Apply a list of functions sequentially

Description

This function applies the first function to value, then the next function to the result of the previous function call, etc.

Usage

freduce(value, function_list)

Arguments

value

initial value.

function_list

a list of functions.

Value

The result after applying each function in turn.


Extract the function list from a functional sequence.

Description

This can be used to extract the list of functions inside a functional sequence created with a chain like . %>% foo %>% bar.

Usage

functions(fseq)

Arguments

fseq

A functional sequence ala magrittr.

Value

a list of functions


Eager pipe

Description

Whereas ⁠%>%⁠ is lazy and only evaluates the piped expressions when needed, ⁠%!>%⁠ is eager and evaluates the piped input at each step. This produces more intuitive behaviour when functions are called for their side effects, such as displaying a message.

Note that you can also solve this by making your function strict.

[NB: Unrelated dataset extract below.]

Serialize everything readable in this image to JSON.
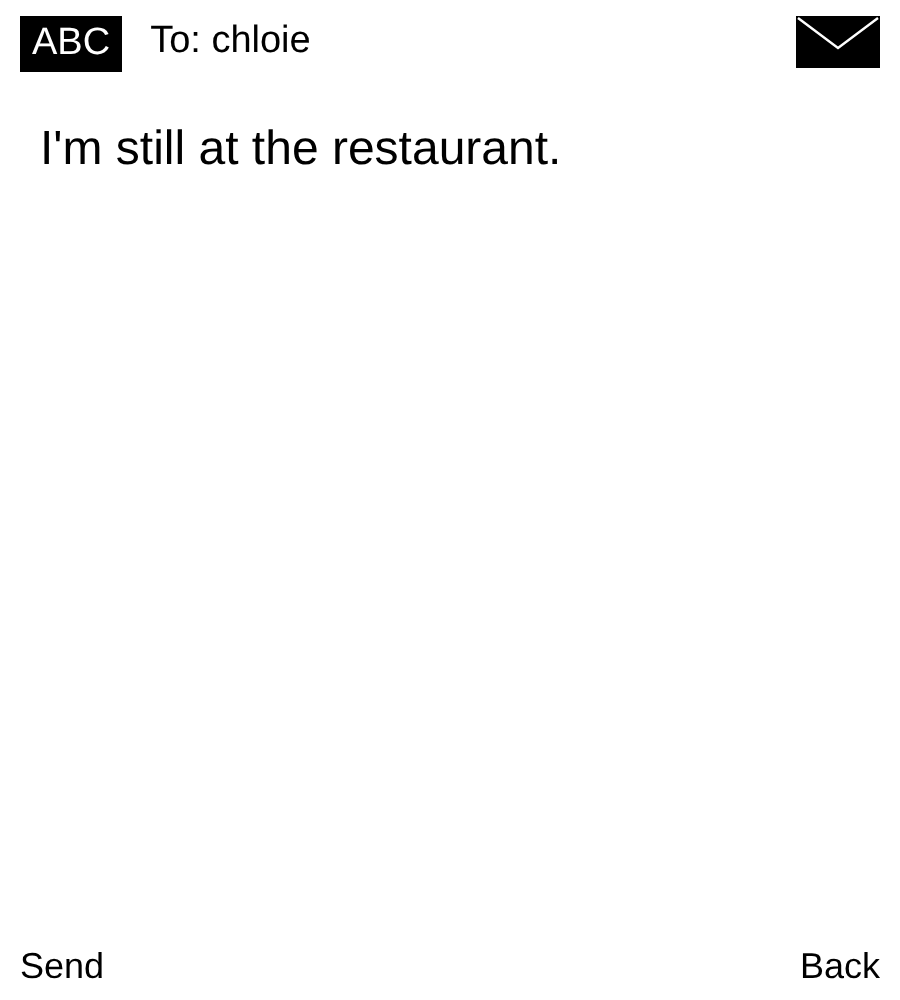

Call force() on the first argument in your function to force sequential evaluation, even with the lazy ⁠%>%⁠ pipe. See the examples section.

Usage

lhs %!>% rhs

Arguments

lhs

A value or the magrittr placeholder.

rhs

A function call using the magrittr semantics.

Examples

f <- function(x) {
  message("foo")
  x
}
g <- function(x) {
  message("bar")
  x
}
h <- function(x) {
  message("baz")
  invisible(x)
}

# The following lazy pipe sequence is equivalent to `h(g(f()))`.
# Given R's lazy evaluation behaviour,`f()` and `g()` are lazily
# evaluated when `h()` is already running. This causes the messages
# to appear in reverse order:
NULL %>% f() %>% g() %>% h()

# Use the eager pipe to fix this:
NULL %!>% f() %!>% g() %!>% h()

# Or fix this by calling `force()` on the function arguments
f <- function(x) {
  force(x)
  message("foo")
  x
}
g <- function(x) {
  force(x)
  message("bar")
  x
}
h <- function(x) {
  force(x)
  message("baz")
  invisible(x)
}

# With strict functions, the arguments are evaluated sequentially
NULL %>% f() %>% g() %>% h()

# Instead of forcing, you can also check the type of your functions.
# Type-checking also has the effect of making your function lazy.

Print method for functional sequence.

Description

Print method for functional sequence.

Usage

## S3 method for class 'fseq'
print(x, ...)

Arguments

x

A functional sequence object

...

not used.

Value

x